The mayor hopes forthcoming federal funds from the American Rescue Plan will help pay for a facility that “could be part shelter and part of it dedicated to a safe camping space.”

Aurora cleaned up 29 encampments in the city over the last year or so, according to Jessica Prosser, director of Housing and Community Services. The Colorado Department of Transportation has done about a half dozen cleanups per year of additional camps in the Interstate 225 corridor, she said.

Aurora residents sent in about 900 camping complaints in the past year, Prosser said, though approximately half were about people living in recreational vehicles.
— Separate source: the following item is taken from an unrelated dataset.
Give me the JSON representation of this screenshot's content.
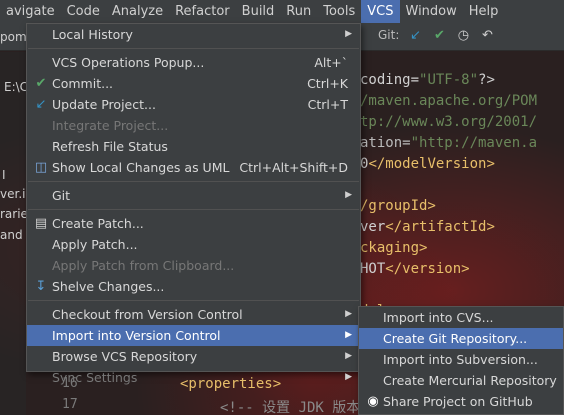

The city has 150 emergency shelter beds currently, but had an additional 100 beds over the winter, Prosser said.

The city counted 427 unhoused people in 2020, up from 389 in 2019 and 346 in 2017.

It’s not clear when the measure might come before the city council for a vote, but Coffman’s announcement of his plans to propose it Thursday it was immediately criticized on Twitter, but received support on Facebook.

Urban camping bans have become a flashpoint between those who claim they essentially criminalize homelessness and those who say permitting tents to pop up where people please poses a health hazard and a safety concern for those who live in or visit a neighborhood.

The bans “only serve to move people experiencing homelessness from place to place,” said Cathy Alderman, spokeswoman for the Colorado Coalition for the Homeless, adding they have “devastating impacts on those individuals — further traumatizing them and making them less trusting of government, outreach workers, and community members.”

She suggested that “investments in housing and services is the immediate and long-term solution” and that “penalizing homelessness is short-sighted and cruel.”